Moving forward to the anti-type – Jesus Christ – we see that instead of the blood of another, He entered with His own blood for this great and noble work. His own blood being sprinkled cries out for mercy at the behest of sinners and vile traitors before God. Though our own blood rightly deserved the highest order of condemnation from the just hand of God, Christ’s blood comes forth to say, “Mercy, mercy in the name of my righteousness.” Abel’s blood could only cry, “Justice, justice in the name of my innocence.” How much better is the blood of Christ than that of Abel.
Further still, consider that God never acts in one regard to the expense of something else in His Person. For example, God never acts graciously or mercifully at the expense of being just. Nor does He act justly at the expense of also exhibiting the love that His Person embodies. When He justly chastises His children, love does not stand in the corner, but rather, the love is in sweet unison and accord with the just chastisement. Dear friends, when the blood of Christ, speaking those sweet tones of mercy at the behest of vile and wretched sinners, was shed, God’s justice did not stand in the corner while the transaction of mercy took place.
Even though man’s lips can cry for mercy while his innocent blood is being shed (like Stephen did), man’s blood cannot cry for mercy. Even if it could, the mercy could not satisfy the justice that the person deserved. However, when Christ’s precious blood was shed, sprinkled upon the alter, through the Eternal Spirit, mercy indeed cried out in the ears of Almighty God. However, what also cried out that day from His own blood was, “Justice thou art served!” His blood of sprinkling did not just give us mercy, but it satisfied the justice that God’s law required. We deserved to die, and yet He died for us. That death brings the sweet fruit of mercy unto us that says, “Live forevermore.” That death likewise brings the sweet fruit of perfection to God’s law that says, “Satisfied forevermore.”
One might ask, “How could God justly receive vile reprobates into heaven?” Fair question.

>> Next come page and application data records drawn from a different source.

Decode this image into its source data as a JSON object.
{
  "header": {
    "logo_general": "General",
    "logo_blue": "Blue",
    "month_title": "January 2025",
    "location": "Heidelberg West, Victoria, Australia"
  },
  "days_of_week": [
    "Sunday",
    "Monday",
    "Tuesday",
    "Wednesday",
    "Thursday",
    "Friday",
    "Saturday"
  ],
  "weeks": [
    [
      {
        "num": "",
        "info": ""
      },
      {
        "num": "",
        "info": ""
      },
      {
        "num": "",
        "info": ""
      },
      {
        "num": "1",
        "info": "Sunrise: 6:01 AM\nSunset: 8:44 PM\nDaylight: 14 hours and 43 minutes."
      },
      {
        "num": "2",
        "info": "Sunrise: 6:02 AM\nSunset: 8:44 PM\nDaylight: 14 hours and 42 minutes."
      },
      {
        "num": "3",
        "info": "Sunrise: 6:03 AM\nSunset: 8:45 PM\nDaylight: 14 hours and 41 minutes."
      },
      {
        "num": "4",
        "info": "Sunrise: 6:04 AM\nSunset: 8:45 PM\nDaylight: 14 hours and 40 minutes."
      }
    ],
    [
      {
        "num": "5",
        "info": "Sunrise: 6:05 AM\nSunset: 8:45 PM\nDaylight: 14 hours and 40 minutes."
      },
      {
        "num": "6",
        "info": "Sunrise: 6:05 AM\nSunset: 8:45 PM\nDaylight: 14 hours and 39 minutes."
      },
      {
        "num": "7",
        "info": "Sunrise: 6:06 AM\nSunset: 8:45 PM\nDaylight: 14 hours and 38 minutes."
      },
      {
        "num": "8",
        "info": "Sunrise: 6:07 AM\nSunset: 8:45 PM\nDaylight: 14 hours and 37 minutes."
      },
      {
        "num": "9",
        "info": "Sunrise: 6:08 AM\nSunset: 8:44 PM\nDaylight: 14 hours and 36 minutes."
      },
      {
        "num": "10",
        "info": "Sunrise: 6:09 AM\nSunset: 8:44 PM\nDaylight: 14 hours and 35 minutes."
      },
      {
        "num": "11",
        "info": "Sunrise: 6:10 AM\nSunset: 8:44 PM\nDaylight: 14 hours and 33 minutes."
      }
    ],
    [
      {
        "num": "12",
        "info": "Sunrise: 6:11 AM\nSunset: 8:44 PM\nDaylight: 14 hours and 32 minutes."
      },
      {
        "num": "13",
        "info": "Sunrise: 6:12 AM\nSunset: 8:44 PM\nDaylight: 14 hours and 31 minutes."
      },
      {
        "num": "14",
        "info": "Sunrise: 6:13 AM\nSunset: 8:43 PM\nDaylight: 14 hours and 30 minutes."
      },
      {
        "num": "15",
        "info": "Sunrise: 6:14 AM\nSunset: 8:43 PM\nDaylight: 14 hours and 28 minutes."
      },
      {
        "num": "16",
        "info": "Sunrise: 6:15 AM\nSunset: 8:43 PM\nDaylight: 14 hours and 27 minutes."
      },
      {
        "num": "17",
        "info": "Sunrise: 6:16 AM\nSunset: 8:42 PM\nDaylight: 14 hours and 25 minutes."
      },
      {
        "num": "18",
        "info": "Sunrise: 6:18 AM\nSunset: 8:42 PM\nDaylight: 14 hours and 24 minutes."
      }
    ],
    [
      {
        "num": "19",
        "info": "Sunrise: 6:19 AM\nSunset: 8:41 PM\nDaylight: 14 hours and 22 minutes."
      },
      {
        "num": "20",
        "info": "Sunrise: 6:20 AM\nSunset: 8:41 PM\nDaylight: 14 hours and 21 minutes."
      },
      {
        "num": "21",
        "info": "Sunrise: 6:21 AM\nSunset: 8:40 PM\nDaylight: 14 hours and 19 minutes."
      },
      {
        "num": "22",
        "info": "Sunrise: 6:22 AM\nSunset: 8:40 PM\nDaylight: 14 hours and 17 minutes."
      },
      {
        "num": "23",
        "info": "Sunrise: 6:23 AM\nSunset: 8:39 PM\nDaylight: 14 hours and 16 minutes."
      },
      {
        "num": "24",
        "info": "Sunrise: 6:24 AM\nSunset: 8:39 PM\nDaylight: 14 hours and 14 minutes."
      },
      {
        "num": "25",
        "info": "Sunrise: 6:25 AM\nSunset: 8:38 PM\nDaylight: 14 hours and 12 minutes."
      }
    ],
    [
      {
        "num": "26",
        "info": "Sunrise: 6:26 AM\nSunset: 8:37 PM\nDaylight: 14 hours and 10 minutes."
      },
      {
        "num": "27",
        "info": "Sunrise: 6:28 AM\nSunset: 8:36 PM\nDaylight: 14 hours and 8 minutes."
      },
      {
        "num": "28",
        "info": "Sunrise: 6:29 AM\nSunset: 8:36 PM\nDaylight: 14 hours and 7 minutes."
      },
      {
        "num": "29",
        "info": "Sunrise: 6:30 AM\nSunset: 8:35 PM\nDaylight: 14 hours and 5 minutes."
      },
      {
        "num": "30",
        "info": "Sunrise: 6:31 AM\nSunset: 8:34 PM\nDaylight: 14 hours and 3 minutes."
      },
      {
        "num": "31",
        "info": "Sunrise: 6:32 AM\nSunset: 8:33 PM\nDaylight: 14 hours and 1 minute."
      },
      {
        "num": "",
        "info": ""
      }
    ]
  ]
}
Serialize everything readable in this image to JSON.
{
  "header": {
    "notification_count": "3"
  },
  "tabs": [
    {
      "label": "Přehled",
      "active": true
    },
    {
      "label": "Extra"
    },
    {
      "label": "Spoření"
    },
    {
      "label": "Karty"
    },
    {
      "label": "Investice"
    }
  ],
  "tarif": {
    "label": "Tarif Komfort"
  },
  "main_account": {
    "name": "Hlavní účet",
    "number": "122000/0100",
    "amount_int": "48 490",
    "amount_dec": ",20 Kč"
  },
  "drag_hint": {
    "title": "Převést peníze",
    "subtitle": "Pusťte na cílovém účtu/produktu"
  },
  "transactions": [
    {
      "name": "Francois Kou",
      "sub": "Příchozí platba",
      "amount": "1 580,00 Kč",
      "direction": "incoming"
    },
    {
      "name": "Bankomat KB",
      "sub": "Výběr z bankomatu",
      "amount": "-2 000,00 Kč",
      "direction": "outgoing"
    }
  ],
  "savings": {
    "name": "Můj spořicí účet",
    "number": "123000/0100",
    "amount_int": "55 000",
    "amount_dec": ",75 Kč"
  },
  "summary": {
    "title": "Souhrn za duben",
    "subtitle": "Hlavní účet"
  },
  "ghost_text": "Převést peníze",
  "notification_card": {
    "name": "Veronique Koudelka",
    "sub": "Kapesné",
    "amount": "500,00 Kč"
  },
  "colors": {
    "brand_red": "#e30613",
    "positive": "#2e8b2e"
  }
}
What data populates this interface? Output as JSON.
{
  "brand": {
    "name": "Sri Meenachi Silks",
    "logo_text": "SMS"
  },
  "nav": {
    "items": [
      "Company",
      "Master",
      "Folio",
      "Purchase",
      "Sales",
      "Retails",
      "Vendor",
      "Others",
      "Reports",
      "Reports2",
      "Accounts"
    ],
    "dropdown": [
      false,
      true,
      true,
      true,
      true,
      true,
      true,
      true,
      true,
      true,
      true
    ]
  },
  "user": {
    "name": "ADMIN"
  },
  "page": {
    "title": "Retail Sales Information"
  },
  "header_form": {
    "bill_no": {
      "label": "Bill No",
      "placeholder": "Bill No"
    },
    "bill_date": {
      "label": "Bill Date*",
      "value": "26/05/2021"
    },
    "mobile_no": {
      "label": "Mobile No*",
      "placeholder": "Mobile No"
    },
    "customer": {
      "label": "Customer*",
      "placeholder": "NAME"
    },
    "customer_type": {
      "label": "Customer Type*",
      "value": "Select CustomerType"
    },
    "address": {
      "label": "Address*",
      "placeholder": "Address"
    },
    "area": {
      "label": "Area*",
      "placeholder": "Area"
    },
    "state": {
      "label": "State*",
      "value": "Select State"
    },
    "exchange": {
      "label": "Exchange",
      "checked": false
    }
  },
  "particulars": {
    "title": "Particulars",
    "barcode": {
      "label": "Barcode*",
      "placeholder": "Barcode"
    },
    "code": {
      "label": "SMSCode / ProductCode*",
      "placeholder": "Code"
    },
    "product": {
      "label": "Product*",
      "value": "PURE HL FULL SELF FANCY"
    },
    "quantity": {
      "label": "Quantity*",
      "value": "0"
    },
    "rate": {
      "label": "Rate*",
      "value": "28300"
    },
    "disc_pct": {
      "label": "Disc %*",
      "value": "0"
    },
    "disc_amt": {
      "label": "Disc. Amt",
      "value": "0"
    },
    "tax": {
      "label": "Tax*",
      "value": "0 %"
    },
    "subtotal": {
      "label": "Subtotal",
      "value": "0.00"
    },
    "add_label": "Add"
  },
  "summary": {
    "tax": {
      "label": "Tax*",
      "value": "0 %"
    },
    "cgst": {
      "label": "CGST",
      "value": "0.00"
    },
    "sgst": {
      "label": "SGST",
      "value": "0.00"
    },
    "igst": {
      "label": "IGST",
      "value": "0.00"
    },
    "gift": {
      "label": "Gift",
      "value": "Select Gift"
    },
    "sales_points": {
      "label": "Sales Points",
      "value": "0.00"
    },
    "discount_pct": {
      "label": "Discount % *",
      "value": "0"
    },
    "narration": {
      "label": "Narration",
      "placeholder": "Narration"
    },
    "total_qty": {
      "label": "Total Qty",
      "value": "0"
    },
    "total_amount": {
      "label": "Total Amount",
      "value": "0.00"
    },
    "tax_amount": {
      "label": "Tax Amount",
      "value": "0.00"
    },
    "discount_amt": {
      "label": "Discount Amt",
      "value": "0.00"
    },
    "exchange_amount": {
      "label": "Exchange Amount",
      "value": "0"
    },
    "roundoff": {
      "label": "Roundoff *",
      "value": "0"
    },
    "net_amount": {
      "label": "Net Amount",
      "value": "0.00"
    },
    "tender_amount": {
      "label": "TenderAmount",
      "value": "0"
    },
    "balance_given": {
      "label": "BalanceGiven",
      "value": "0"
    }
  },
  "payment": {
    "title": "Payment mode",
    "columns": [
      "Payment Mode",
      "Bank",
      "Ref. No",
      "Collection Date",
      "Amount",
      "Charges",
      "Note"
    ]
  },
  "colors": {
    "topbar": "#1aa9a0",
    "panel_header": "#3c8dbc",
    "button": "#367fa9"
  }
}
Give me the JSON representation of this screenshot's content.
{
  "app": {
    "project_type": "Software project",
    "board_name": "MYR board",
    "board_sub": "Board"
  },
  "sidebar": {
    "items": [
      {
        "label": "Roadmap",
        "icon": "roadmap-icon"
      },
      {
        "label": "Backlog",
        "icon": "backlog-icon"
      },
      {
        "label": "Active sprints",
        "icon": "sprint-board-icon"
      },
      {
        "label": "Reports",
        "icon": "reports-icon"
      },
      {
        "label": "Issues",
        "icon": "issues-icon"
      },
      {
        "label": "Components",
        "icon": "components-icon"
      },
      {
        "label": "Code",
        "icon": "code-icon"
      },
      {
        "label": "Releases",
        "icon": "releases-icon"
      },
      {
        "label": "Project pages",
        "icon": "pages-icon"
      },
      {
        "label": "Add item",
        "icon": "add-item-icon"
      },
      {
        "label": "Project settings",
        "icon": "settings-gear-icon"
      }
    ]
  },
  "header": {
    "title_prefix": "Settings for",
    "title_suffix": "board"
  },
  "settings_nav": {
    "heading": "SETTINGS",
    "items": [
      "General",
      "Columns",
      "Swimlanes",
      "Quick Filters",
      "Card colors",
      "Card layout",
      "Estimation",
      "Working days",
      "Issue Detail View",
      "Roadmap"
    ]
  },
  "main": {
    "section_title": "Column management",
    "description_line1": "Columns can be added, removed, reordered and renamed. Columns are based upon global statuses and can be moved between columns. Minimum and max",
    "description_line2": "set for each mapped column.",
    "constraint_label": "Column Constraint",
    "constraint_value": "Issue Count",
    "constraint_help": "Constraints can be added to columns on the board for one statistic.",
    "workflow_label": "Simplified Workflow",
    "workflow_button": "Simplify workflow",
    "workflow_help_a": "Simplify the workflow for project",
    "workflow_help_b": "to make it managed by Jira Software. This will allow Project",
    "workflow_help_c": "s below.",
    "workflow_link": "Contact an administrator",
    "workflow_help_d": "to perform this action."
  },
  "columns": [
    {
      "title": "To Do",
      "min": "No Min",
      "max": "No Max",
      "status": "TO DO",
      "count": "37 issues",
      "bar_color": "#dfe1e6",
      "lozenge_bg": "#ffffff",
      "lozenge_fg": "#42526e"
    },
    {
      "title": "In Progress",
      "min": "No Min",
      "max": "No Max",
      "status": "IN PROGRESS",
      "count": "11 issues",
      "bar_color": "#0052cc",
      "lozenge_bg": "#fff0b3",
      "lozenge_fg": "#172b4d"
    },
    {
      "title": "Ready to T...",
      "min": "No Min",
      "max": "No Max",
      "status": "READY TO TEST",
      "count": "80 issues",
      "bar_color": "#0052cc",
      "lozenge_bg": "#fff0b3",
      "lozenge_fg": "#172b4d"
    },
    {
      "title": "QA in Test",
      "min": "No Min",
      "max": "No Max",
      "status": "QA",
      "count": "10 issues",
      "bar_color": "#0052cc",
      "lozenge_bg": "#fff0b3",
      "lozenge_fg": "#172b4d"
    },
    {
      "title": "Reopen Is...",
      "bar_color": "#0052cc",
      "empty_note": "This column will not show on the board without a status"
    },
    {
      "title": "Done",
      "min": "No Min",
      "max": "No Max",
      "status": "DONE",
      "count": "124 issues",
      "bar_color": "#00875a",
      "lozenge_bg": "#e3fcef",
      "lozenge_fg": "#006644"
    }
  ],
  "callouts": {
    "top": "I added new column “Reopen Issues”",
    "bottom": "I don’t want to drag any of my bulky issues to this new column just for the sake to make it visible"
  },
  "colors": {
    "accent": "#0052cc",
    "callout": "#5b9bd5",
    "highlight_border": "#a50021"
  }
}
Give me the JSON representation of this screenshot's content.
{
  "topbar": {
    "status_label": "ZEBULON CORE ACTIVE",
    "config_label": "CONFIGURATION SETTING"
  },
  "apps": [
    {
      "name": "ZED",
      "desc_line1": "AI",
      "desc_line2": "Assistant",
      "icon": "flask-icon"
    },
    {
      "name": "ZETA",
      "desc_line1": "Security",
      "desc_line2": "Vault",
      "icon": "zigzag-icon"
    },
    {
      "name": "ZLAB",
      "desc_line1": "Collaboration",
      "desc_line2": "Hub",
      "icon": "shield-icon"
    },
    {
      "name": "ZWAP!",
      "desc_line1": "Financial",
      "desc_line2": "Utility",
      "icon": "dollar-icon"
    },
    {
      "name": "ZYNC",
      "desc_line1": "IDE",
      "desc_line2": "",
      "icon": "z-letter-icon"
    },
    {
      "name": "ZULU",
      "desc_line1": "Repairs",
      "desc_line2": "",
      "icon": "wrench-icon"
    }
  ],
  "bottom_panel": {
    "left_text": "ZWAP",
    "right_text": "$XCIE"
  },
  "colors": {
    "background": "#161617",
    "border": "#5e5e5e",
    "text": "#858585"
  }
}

Biblical answer, “Christ blood speaks to the honour and satisfaction of justice and the magnanimous extension of mercy.” In the past, I have been guilty of saying something like this from the pulpit, “Give me mercy, but don’t give me what I deserve.” While the statement was uttered sincerely, there is a better way to say it. We should rather say, “Give me mercy, but don’t give me what I deserved.” We did deserve something far worse, but due to the merciful hand of God through His Son, we now deserve exactly what Christ deserves (eternal life and immortality) as He justly satisfied what it took by His blood to bring us there.